Objectives: The aim of the study was to evaluate the relationship between symptom-onset-to-balloon time and one-year mortality in patients with ST-segment elevation myocardial infarction (STEMI) treated by primary angioplasty.
Background: Despite the prognostic implications demonstrated in patients with STEMI treated with thrombolysis, the impact of time-delay on prognosis in patients undergoing primary angioplasty has yet to be established.
Methods: Our study population consisted of 1,791 patients with STEMI treated by primary angioplasty from 1994 to 2001. All clinical, angiographic and follow-up data were collected. Subanalyses were conducted according to patient risk profile at presentation and preprocedural Thrombolysis In Myocardial Infarction (TIMI) flow.

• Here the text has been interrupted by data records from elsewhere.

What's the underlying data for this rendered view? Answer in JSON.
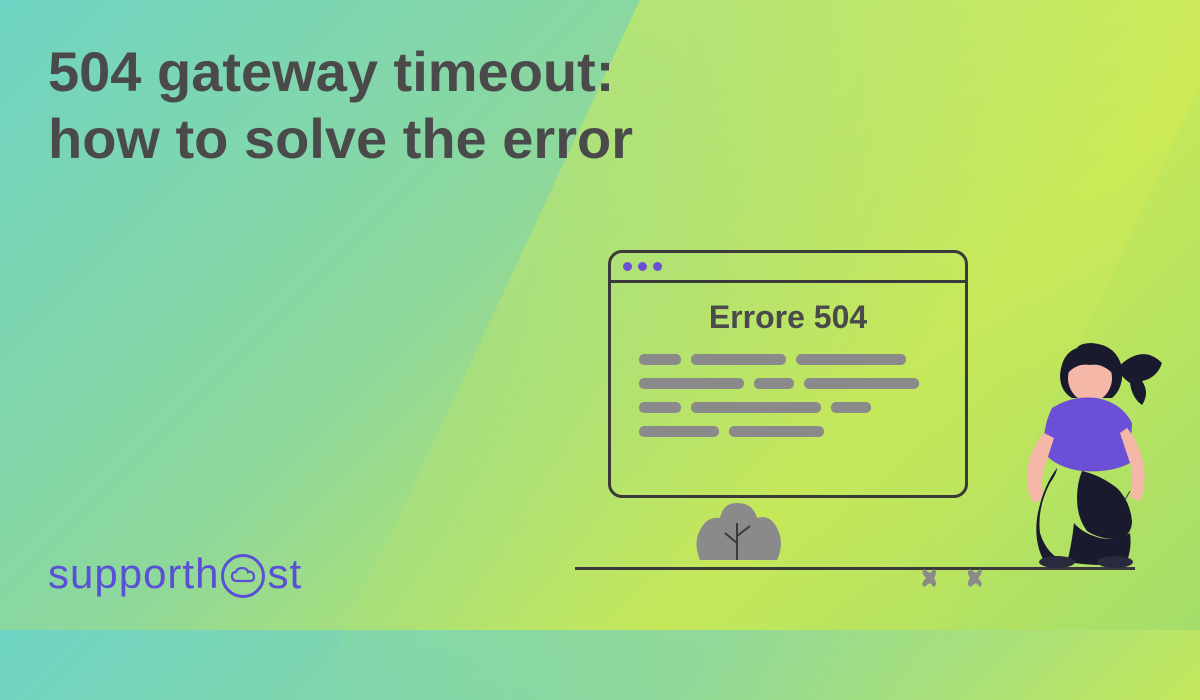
{
  "title_line1": "504 gateway timeout:",
  "title_line2": "how to solve the error",
  "logo": {
    "part1": "supporth",
    "part2": "st"
  },
  "browser": {
    "title": "Errore 504"
  },
  "colors": {
    "text_dark": "#4a4a4a",
    "brand_purple": "#5a4fd6",
    "line_gray": "#8a8a8a",
    "outline": "#3a3a3a"
  }
}
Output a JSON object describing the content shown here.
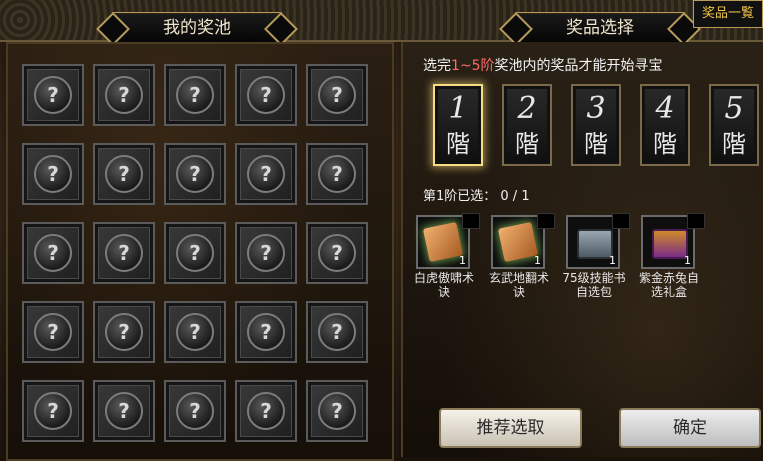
{
  "header": {
    "left_title": "我的奖池",
    "right_title": "奖品选择",
    "corner_button": "奖品一覧"
  },
  "pool": {
    "slot_symbol": "?",
    "slots": 25
  },
  "selection": {
    "instruction_prefix": "选完",
    "instruction_highlight": "1~5阶",
    "instruction_suffix": "奖池内的奖品才能开始寻宝",
    "progress": "第1阶已选： 0 / 1"
  },
  "tiers": [
    {
      "num": "1",
      "label": "階",
      "selected": true
    },
    {
      "num": "2",
      "label": "階",
      "selected": false
    },
    {
      "num": "3",
      "label": "階",
      "selected": false
    },
    {
      "num": "4",
      "label": "階",
      "selected": false
    },
    {
      "num": "5",
      "label": "階",
      "selected": false
    }
  ],
  "rewards": [
    {
      "name": "白虎傲啸术诀",
      "qty": "1",
      "icon": "book-icon"
    },
    {
      "name": "玄武地翻术诀",
      "qty": "1",
      "icon": "book-icon"
    },
    {
      "name": "75级技能书自选包",
      "qty": "1",
      "icon": "chest-icon"
    },
    {
      "name": "紫金赤兔自选礼盒",
      "qty": "1",
      "icon": "treasure-chest-icon"
    }
  ],
  "buttons": {
    "recommend": "推荐选取",
    "confirm": "确定"
  },
  "colors": {
    "highlight": "#ff6a6a",
    "gold_border": "#b89a5a",
    "corner_text": "#f0c64a"
  }
}
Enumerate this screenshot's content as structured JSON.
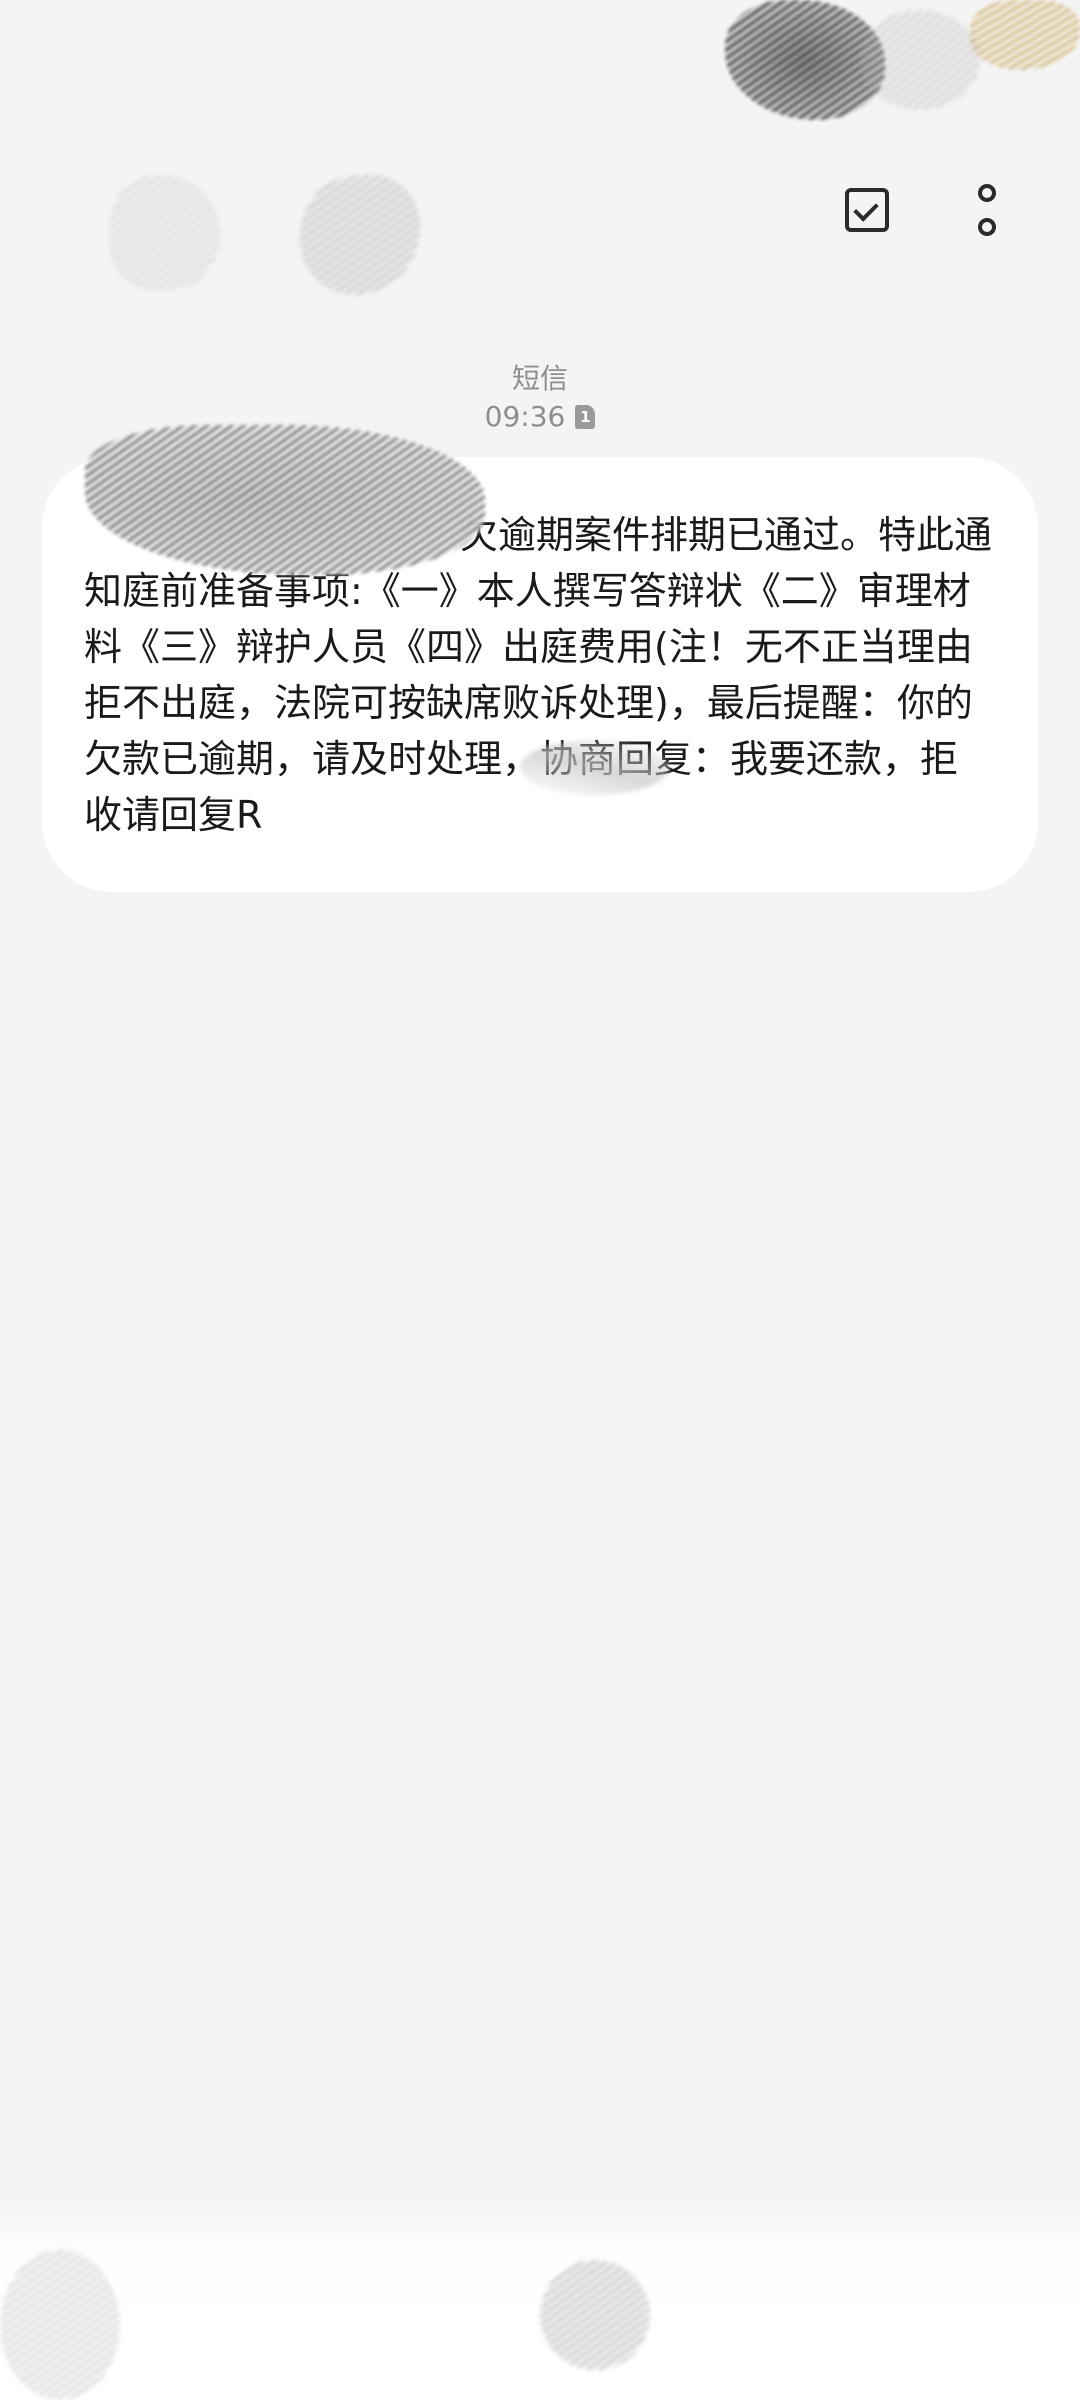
{
  "header": {
    "sender": "短信",
    "time": "09:36",
    "sim_slot": "1"
  },
  "toolbar": {
    "select_icon": "checkbox-icon",
    "more_icon": "more-vert-icon"
  },
  "message": {
    "text": "欠逾期案件排期已通过。特此通知庭前准备事项:《一》本人撰写答辩状《二》审理材料《三》辩护人员《四》出庭费用(注！无不正当理由拒不出庭，法院可按缺席败诉处理)，最后提醒：你的欠款已逾期，请及时处理，协商回复：我要还款，拒收请回复R"
  },
  "colors": {
    "background": "#f4f4f4",
    "bubble": "#ffffff",
    "meta_text": "#8e8e8e",
    "message_text": "#1a1a1a"
  }
}
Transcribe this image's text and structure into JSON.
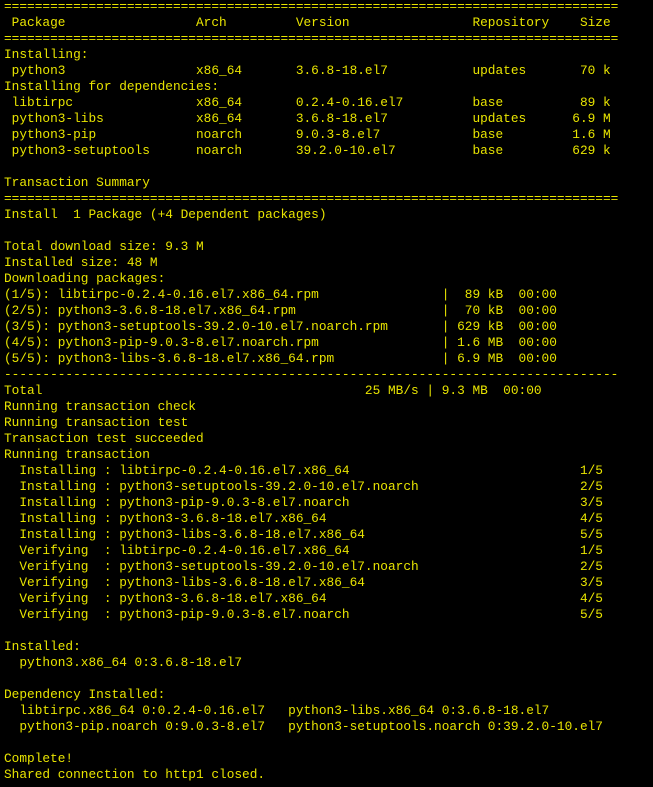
{
  "colors": {
    "background": "#000000",
    "foreground": "#e8e400"
  },
  "terminal": {
    "lines": [
      "================================================================================",
      " Package                 Arch         Version                Repository    Size",
      "================================================================================",
      "Installing:",
      " python3                 x86_64       3.6.8-18.el7           updates       70 k",
      "Installing for dependencies:",
      " libtirpc                x86_64       0.2.4-0.16.el7         base          89 k",
      " python3-libs            x86_64       3.6.8-18.el7           updates      6.9 M",
      " python3-pip             noarch       9.0.3-8.el7            base         1.6 M",
      " python3-setuptools      noarch       39.2.0-10.el7          base         629 k",
      "",
      "Transaction Summary",
      "================================================================================",
      "Install  1 Package (+4 Dependent packages)",
      "",
      "Total download size: 9.3 M",
      "Installed size: 48 M",
      "Downloading packages:",
      "(1/5): libtirpc-0.2.4-0.16.el7.x86_64.rpm                |  89 kB  00:00",
      "(2/5): python3-3.6.8-18.el7.x86_64.rpm                   |  70 kB  00:00",
      "(3/5): python3-setuptools-39.2.0-10.el7.noarch.rpm       | 629 kB  00:00",
      "(4/5): python3-pip-9.0.3-8.el7.noarch.rpm                | 1.6 MB  00:00",
      "(5/5): python3-libs-3.6.8-18.el7.x86_64.rpm              | 6.9 MB  00:00",
      "--------------------------------------------------------------------------------",
      "Total                                          25 MB/s | 9.3 MB  00:00",
      "Running transaction check",
      "Running transaction test",
      "Transaction test succeeded",
      "Running transaction",
      "  Installing : libtirpc-0.2.4-0.16.el7.x86_64                              1/5",
      "  Installing : python3-setuptools-39.2.0-10.el7.noarch                     2/5",
      "  Installing : python3-pip-9.0.3-8.el7.noarch                              3/5",
      "  Installing : python3-3.6.8-18.el7.x86_64                                 4/5",
      "  Installing : python3-libs-3.6.8-18.el7.x86_64                            5/5",
      "  Verifying  : libtirpc-0.2.4-0.16.el7.x86_64                              1/5",
      "  Verifying  : python3-setuptools-39.2.0-10.el7.noarch                     2/5",
      "  Verifying  : python3-libs-3.6.8-18.el7.x86_64                            3/5",
      "  Verifying  : python3-3.6.8-18.el7.x86_64                                 4/5",
      "  Verifying  : python3-pip-9.0.3-8.el7.noarch                              5/5",
      "",
      "Installed:",
      "  python3.x86_64 0:3.6.8-18.el7",
      "",
      "Dependency Installed:",
      "  libtirpc.x86_64 0:0.2.4-0.16.el7   python3-libs.x86_64 0:3.6.8-18.el7",
      "  python3-pip.noarch 0:9.0.3-8.el7   python3-setuptools.noarch 0:39.2.0-10.el7",
      "",
      "Complete!",
      "Shared connection to http1 closed."
    ]
  }
}
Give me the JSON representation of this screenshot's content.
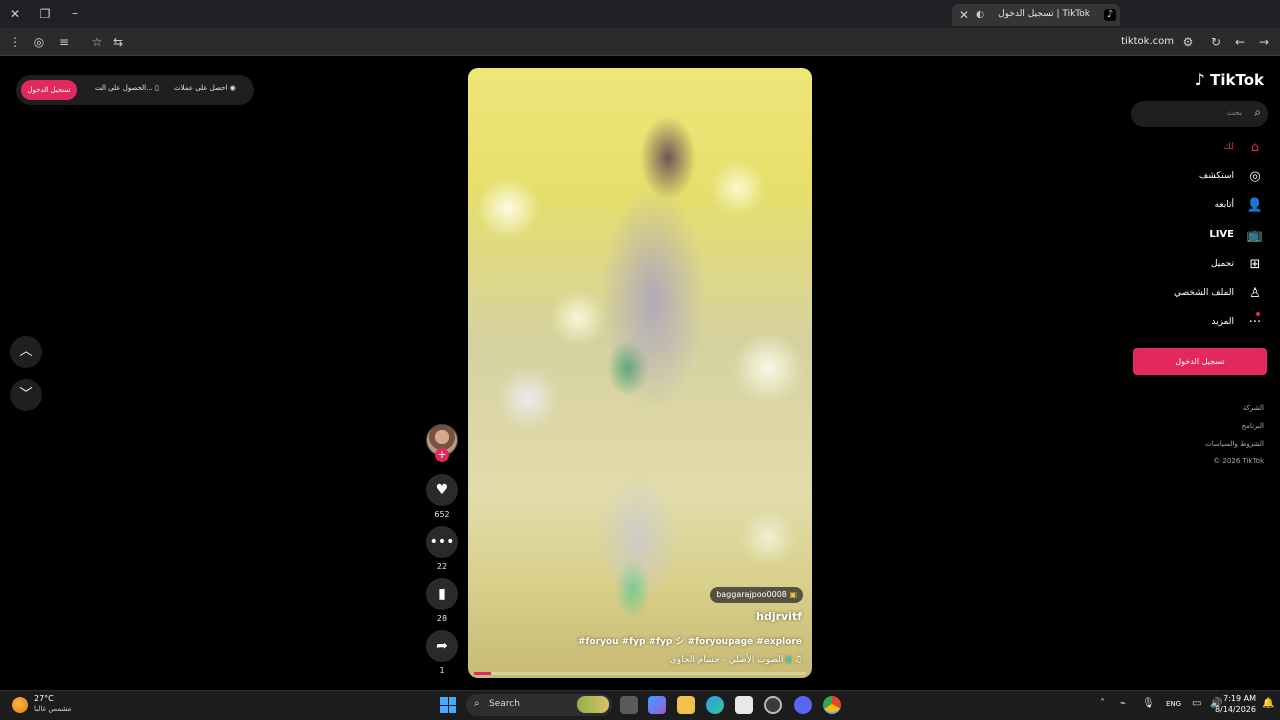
{
  "browser": {
    "tab_title": "تسجيل الدخول | TikTok",
    "url": "tiktok.com"
  },
  "topbar": {
    "get_coins": "احصل على عملات",
    "get_app": "الحصول على الت...",
    "login": "تسجيل الدخول"
  },
  "sidebar": {
    "logo": "TikTok",
    "search_placeholder": "بحث",
    "items": [
      {
        "label": "لك",
        "icon": "home-icon"
      },
      {
        "label": "استكشف",
        "icon": "compass-icon"
      },
      {
        "label": "أتابعه",
        "icon": "following-icon"
      },
      {
        "label": "LIVE",
        "icon": "live-tv-icon"
      },
      {
        "label": "تحميل",
        "icon": "upload-icon"
      },
      {
        "label": "الملف الشخصي",
        "icon": "profile-icon"
      },
      {
        "label": "المزيد",
        "icon": "more-icon"
      }
    ],
    "login_button": "تسجيل الدخول",
    "footer": [
      "الشركة",
      "البرنامج",
      "الشروط والسياسات",
      "© 2026 TikTok"
    ]
  },
  "video": {
    "badge": "baggarajpoo0008",
    "author": "hdjrvitf",
    "caption": "#foryou #fyp #fyp シ #foryoupage #explore",
    "music": "الصوت الأصلي - حسام الحاوي",
    "progress": 0.05
  },
  "actions": {
    "likes": "652",
    "comments": "22",
    "saves": "28",
    "shares": "1"
  },
  "taskbar": {
    "temperature": "27°C",
    "weather": "مشمس غالبا",
    "search": "Search",
    "language": "ENG",
    "time": "7:19 AM",
    "date": "8/14/2026"
  },
  "colors": {
    "accent": "#e1295e",
    "background": "#000000"
  }
}
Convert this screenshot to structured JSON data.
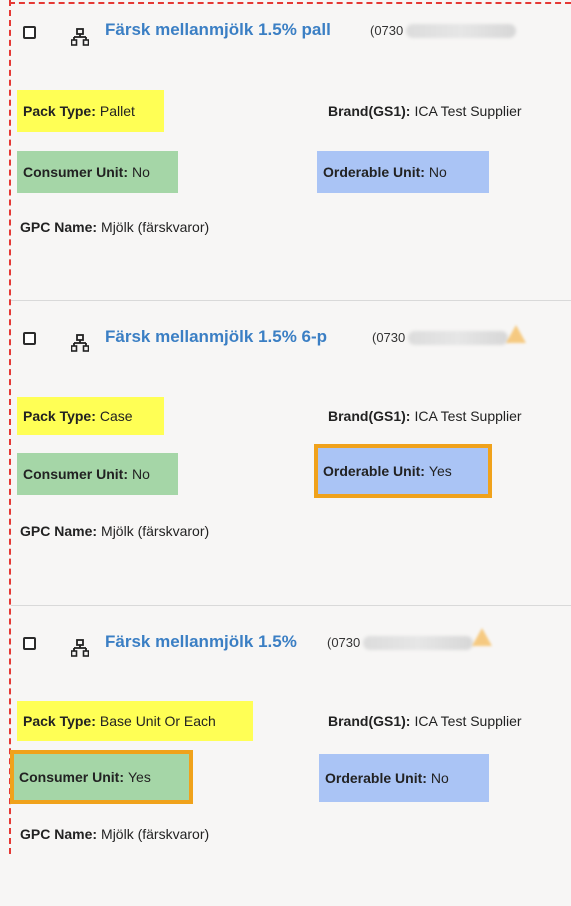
{
  "items": [
    {
      "title": "Färsk mellanmjölk 1.5% pall",
      "gtin_prefix": "(0730",
      "pack_type_label": "Pack Type:",
      "pack_type_value": "Pallet",
      "brand_label": "Brand(GS1):",
      "brand_value": "ICA Test Supplier",
      "consumer_label": "Consumer Unit:",
      "consumer_value": "No",
      "orderable_label": "Orderable Unit:",
      "orderable_value": "No",
      "gpc_label": "GPC Name:",
      "gpc_value": "Mjölk (färskvaror)"
    },
    {
      "title": "Färsk mellanmjölk 1.5% 6-p",
      "gtin_prefix": "(0730",
      "pack_type_label": "Pack Type:",
      "pack_type_value": "Case",
      "brand_label": "Brand(GS1):",
      "brand_value": "ICA Test Supplier",
      "consumer_label": "Consumer Unit:",
      "consumer_value": "No",
      "orderable_label": "Orderable Unit:",
      "orderable_value": "Yes",
      "gpc_label": "GPC Name:",
      "gpc_value": "Mjölk (färskvaror)"
    },
    {
      "title": "Färsk mellanmjölk 1.5%",
      "gtin_prefix": "(0730",
      "pack_type_label": "Pack Type:",
      "pack_type_value": "Base Unit Or Each",
      "brand_label": "Brand(GS1):",
      "brand_value": "ICA Test Supplier",
      "consumer_label": "Consumer Unit:",
      "consumer_value": "Yes",
      "orderable_label": "Orderable Unit:",
      "orderable_value": "No",
      "gpc_label": "GPC Name:",
      "gpc_value": "Mjölk (färskvaror)"
    }
  ],
  "colors": {
    "pack_type_bg": "#ffff55",
    "consumer_bg": "#a5d6a7",
    "orderable_bg": "#aac4f5",
    "highlight_outline": "#f0a21b",
    "link": "#3b7fc4",
    "frame_dash": "#e53935"
  },
  "icons": {
    "hierarchy": "hierarchy-icon",
    "warning": "warning-icon"
  }
}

Results: A total of 103 patients (5.8%) had died at one year. Symptom-onset-to-balloon time was significantly associated with the rate of postprocedural TIMI 3 flow (p = 0.012), myocardial blush grade (p = 0.033), and one-year mortality (p = 0.02). A stronger linear association between symptom-onset-to-balloon time and one-year mortality was observed in non-low-risk patients (p = 0.006) and those with preprocedural TIMI flow 0 to 1 (p = 0.013). No relationship was found between door-to-balloon time and mortality. At multivariate analysis, a symptom-onset-to-balloon time >4 h was identified as an independent predictor of one-year mortality (p < 0.05).
Conclusions: This study shows that, in patients with STEMI treated by primary angioplasty, symptom-onset-to-balloon time, but not door-to-balloon time, is related to mortality, particularly in non-low-risk patients and in the absence of preprocedural anterograde flow. Furthermore, a symptom-onset-to-balloon time >4 h was identified as independent predictor of one-year mortality.